However, it turns out we were not going to all be taking a helicopter ride to the put in like most groups. The boats would be, but not us poor people. We were going to have to earn our whitewater by walking in through the hills and bush from this side! From the Matukituki valley over Rabbit Pass and Pearsons Saddle...

Day One:

An early start from the house in Wanaka, we drove up the dirt track towards Raspberry Creek and the upper Matukituki tributaries. Here we shouldered our packs and headed up the East branch of the Matukituki River towards Ruth Flat where hopefully we would find a small emergency cabin that we could eat and sleep in, hidden away from the sandflies and incoming rain. The day began with nice easy walking to begin with over wide alpine pasture beside the river. This gradually led us into some cool native beech woodland where the walking got a bit more tricky up and over roots and streams. It was a fairly cloudy day but it was sweaty work on some of the steep hills and climbing over fallen trees where recent landslides had washed out muddy rocky strips down the valley side. Eventually towards evening we arrived back at river level, and after an easier stroll up the beside the pebbly stream bed we arrived at our first camp spot: a tiny tin cabin that must have been helicoptered into the valley and left for emergency shelter.

Looking back down the East branch of the Matukituki river, our route up into the hills.

Ruth Flat, our first camp. See the cabin middle right?

Day Two:

Another even earlier start today, after a cramped nights sleep in the Ruth Flat Cabin. For the first hour or so we walked up the river, or rather in the river which was quicker and easier than the thick vegetation on either bank. I opted for bare feet as I couldn't face walking the rest of the trip with wet boots. Luckily my feet have hardened quite well thanks to my 5.10s falling apart not long into our NZ adventure and the price of shoes out here.

Once we reached the top of the stream things quickly got steeper and rockier, and I found out why a lot of the mountains and awesome looking ridges around here are not climbed very often. The rock is horrible! Slippery, loose and brittle. Like climbing a mountain of Walkers crisps.

Heading up into the wet clouds of Rabbit Pass.

After scrambling up into the pass, things were wet, cloudy, cold and windy.
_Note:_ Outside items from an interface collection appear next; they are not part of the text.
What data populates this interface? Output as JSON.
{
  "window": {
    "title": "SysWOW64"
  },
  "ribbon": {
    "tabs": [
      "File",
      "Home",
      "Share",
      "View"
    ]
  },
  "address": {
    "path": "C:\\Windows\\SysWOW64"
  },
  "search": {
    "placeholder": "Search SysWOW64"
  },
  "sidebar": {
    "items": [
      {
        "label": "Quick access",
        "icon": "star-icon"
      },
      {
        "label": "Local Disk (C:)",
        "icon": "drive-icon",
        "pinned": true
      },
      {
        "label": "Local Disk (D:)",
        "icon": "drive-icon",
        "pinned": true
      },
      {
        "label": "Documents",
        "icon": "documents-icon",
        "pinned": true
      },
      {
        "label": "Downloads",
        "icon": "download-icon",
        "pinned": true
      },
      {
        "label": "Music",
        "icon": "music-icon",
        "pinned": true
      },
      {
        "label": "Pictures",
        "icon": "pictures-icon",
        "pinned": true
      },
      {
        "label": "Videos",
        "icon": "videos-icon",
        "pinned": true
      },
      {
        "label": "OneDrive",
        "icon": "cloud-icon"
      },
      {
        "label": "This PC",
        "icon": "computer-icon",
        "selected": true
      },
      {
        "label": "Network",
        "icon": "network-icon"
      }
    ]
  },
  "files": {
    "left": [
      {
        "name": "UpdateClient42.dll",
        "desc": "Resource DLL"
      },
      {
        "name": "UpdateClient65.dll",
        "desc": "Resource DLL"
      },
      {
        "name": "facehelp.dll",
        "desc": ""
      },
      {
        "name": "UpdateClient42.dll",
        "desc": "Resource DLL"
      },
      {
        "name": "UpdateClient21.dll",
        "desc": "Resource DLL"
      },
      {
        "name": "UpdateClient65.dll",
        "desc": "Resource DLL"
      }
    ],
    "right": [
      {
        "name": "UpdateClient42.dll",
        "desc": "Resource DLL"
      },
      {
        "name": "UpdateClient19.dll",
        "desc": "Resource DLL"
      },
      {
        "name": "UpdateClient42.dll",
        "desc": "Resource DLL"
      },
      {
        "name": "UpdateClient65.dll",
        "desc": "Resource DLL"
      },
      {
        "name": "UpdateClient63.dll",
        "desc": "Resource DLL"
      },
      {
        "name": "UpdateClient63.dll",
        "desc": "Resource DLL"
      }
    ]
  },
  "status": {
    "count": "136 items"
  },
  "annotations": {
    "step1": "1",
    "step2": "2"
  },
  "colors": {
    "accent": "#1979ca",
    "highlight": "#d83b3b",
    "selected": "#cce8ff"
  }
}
We huddled in the lee of a boulder for some lunch and decided to find a good campsite up in Pearson's Saddle to hide in the warmth of our tents and sleeping bags and wait on the sun coming out...

Nice and Wet in the Tent.

Day Three:

Roughly twenty-four hours later at 2pm the following day, after munching most of my Whittaker's berry and biscuit chocolate, starting and finishing my book for the trip, and lots of sleep, dosing and thinking, we stuck our heads out of the tent and saw patches of blue emerging through the clag, and brief glimpses of snowy mountains around us. Time to get up, and get out of here!

The cloud is rising!
Blue Skies and Mountains!!

So we do and as we descend from the Saddle the awesome views open up around us.

Pearson's Saddle from the otherside, and out of the cloud.

After a few more long steep ups and downs the Waiatoto River appears!

Our First Glimpse of the Waiatoto.
Mount Aspiring and the Source of the Waiatoto.

Camp Three, Overlooking Waiatoto!

Tomorrow, just a wee walk down to the valley bottom where (hopefully) our boats, raft and gear should be waiting for us...

To be continued...